- **HOW TO COMPLETE THIS TASK**
Set down each entry below exactly as it stands.

** PROVIDED MATERIAL follows **

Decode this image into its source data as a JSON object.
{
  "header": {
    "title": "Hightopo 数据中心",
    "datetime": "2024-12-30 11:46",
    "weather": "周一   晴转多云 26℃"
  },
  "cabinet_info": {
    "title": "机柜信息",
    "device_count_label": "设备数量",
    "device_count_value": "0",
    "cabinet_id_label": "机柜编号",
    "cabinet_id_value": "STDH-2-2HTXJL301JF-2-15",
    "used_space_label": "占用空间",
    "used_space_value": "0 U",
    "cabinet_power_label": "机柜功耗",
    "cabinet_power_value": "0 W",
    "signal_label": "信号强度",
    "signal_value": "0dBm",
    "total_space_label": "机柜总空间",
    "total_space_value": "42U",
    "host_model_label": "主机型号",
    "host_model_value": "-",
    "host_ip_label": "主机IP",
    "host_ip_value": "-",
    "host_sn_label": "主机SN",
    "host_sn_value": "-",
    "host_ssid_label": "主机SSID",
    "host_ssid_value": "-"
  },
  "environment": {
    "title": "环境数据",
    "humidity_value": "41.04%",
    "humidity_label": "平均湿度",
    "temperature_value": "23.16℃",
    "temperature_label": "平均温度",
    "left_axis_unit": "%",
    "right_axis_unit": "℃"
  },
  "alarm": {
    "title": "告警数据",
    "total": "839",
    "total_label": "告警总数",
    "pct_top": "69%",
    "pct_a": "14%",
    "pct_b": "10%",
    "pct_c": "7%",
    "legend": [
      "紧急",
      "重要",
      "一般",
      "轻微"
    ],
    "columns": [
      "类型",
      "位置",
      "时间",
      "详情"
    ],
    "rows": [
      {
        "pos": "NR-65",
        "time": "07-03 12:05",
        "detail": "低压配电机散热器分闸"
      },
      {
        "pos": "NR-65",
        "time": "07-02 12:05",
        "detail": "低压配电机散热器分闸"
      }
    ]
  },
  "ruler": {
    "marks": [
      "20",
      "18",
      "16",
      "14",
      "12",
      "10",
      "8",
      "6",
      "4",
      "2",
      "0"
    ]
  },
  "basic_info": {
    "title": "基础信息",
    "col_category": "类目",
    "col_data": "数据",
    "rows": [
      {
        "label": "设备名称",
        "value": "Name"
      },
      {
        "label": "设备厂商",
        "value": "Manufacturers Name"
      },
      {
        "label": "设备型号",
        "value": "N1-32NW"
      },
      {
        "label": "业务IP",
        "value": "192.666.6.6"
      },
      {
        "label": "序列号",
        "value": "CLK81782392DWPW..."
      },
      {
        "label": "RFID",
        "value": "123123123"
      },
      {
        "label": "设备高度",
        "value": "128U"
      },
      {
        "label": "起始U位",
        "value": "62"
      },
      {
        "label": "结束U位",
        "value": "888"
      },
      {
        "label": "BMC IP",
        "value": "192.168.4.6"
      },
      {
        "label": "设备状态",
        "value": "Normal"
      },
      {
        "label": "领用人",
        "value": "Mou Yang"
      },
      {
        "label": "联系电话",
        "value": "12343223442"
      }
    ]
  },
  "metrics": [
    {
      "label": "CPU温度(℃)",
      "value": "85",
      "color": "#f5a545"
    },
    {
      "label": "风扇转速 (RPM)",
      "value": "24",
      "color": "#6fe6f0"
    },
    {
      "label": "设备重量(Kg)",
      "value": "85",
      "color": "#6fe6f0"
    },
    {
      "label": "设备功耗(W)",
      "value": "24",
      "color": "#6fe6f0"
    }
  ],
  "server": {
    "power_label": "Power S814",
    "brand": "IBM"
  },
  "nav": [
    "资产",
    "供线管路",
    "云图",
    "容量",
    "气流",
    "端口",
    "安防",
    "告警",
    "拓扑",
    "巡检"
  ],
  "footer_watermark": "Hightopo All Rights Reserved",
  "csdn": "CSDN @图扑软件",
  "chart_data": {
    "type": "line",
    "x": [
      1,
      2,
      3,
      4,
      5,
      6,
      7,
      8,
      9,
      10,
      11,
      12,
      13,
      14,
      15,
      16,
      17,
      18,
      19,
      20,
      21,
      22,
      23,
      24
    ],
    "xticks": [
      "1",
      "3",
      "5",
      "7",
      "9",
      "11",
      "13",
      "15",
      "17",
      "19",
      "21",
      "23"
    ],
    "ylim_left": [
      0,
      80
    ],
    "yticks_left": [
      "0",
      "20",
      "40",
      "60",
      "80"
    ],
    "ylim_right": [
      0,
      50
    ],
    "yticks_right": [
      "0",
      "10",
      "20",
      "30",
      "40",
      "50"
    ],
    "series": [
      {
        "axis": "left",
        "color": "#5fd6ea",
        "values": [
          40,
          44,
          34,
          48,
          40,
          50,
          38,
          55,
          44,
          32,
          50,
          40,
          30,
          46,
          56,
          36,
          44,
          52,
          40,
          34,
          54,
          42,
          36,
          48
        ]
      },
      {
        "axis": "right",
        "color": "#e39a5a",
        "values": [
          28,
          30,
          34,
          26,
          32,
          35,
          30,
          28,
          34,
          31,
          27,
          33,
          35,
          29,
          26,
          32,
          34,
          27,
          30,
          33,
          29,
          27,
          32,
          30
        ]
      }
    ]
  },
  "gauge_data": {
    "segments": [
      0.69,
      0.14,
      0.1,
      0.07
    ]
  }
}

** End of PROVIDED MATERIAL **

- **OUTPUT OF THE TASK**
Decode this image into its source data as a JSON object.
{
  "header": {
    "title": "Hightopo 数据中心",
    "datetime": "2024-12-30 11:46",
    "weather": "周一   晴转多云 26℃"
  },
  "cabinet_info": {
    "title": "机柜信息",
    "device_count_label": "设备数量",
    "device_count_value": "0",
    "cabinet_id_label": "机柜编号",
    "cabinet_id_value": "STDH-2-2HTXJL301JF-2-15",
    "used_space_label": "占用空间",
    "used_space_value": "0 U",
    "cabinet_power_label": "机柜功耗",
    "cabinet_power_value": "0 W",
    "signal_label": "信号强度",
    "signal_value": "0dBm",
    "total_space_label": "机柜总空间",
    "total_space_value": "42U",
    "host_model_label": "主机型号",
    "host_model_value": "-",
    "host_ip_label": "主机IP",
    "host_ip_value": "-",
    "host_sn_label": "主机SN",
    "host_sn_value": "-",
    "host_ssid_label": "主机SSID",
    "host_ssid_value": "-"
  },
  "environment": {
    "title": "环境数据",
    "humidity_value": "41.04%",
    "humidity_label": "平均湿度",
    "temperature_value": "23.16℃",
    "temperature_label": "平均温度",
    "left_axis_unit": "%",
    "right_axis_unit": "℃"
  },
  "alarm": {
    "title": "告警数据",
    "total": "839",
    "total_label": "告警总数",
    "pct_top": "69%",
    "pct_a": "14%",
    "pct_b": "10%",
    "pct_c": "7%",
    "legend": [
      "紧急",
      "重要",
      "一般",
      "轻微"
    ],
    "columns": [
      "类型",
      "位置",
      "时间",
      "详情"
    ],
    "rows": [
      {
        "pos": "NR-65",
        "time": "07-03 12:05",
        "detail": "低压配电机散热器分闸"
      },
      {
        "pos": "NR-65",
        "time": "07-02 12:05",
        "detail": "低压配电机散热器分闸"
      }
    ]
  },
  "ruler": {
    "marks": [
      "20",
      "18",
      "16",
      "14",
      "12",
      "10",
      "8",
      "6",
      "4",
      "2",
      "0"
    ]
  },
  "basic_info": {
    "title": "基础信息",
    "col_category": "类目",
    "col_data": "数据",
    "rows": [
      {
        "label": "设备名称",
        "value": "Name"
      },
      {
        "label": "设备厂商",
        "value": "Manufacturers Name"
      },
      {
        "label": "设备型号",
        "value": "N1-32NW"
      },
      {
        "label": "业务IP",
        "value": "192.666.6.6"
      },
      {
        "label": "序列号",
        "value": "CLK81782392DWPW..."
      },
      {
        "label": "RFID",
        "value": "123123123"
      },
      {
        "label": "设备高度",
        "value": "128U"
      },
      {
        "label": "起始U位",
        "value": "62"
      },
      {
        "label": "结束U位",
        "value": "888"
      },
      {
        "label": "BMC IP",
        "value": "192.168.4.6"
      },
      {
        "label": "设备状态",
        "value": "Normal"
      },
      {
        "label": "领用人",
        "value": "Mou Yang"
      },
      {
        "label": "联系电话",
        "value": "12343223442"
      }
    ]
  },
  "metrics": [
    {
      "label": "CPU温度(℃)",
      "value": "85",
      "color": "#f5a545"
    },
    {
      "label": "风扇转速 (RPM)",
      "value": "24",
      "color": "#6fe6f0"
    },
    {
      "label": "设备重量(Kg)",
      "value": "85",
      "color": "#6fe6f0"
    },
    {
      "label": "设备功耗(W)",
      "value": "24",
      "color": "#6fe6f0"
    }
  ],
  "server": {
    "power_label": "Power S814",
    "brand": "IBM"
  },
  "nav": [
    "资产",
    "供线管路",
    "云图",
    "容量",
    "气流",
    "端口",
    "安防",
    "告警",
    "拓扑",
    "巡检"
  ],
  "footer_watermark": "Hightopo All Rights Reserved",
  "csdn": "CSDN @图扑软件",
  "chart_data": {
    "type": "line",
    "x": [
      1,
      2,
      3,
      4,
      5,
      6,
      7,
      8,
      9,
      10,
      11,
      12,
      13,
      14,
      15,
      16,
      17,
      18,
      19,
      20,
      21,
      22,
      23,
      24
    ],
    "xticks": [
      "1",
      "3",
      "5",
      "7",
      "9",
      "11",
      "13",
      "15",
      "17",
      "19",
      "21",
      "23"
    ],
    "ylim_left": [
      0,
      80
    ],
    "yticks_left": [
      "0",
      "20",
      "40",
      "60",
      "80"
    ],
    "ylim_right": [
      0,
      50
    ],
    "yticks_right": [
      "0",
      "10",
      "20",
      "30",
      "40",
      "50"
    ],
    "series": [
      {
        "axis": "left",
        "color": "#5fd6ea",
        "values": [
          40,
          44,
          34,
          48,
          40,
          50,
          38,
          55,
          44,
          32,
          50,
          40,
          30,
          46,
          56,
          36,
          44,
          52,
          40,
          34,
          54,
          42,
          36,
          48
        ]
      },
      {
        "axis": "right",
        "color": "#e39a5a",
        "values": [
          28,
          30,
          34,
          26,
          32,
          35,
          30,
          28,
          34,
          31,
          27,
          33,
          35,
          29,
          26,
          32,
          34,
          27,
          30,
          33,
          29,
          27,
          32,
          30
        ]
      }
    ]
  },
  "gauge_data": {
    "segments": [
      0.69,
      0.14,
      0.1,
      0.07
    ]
  }
}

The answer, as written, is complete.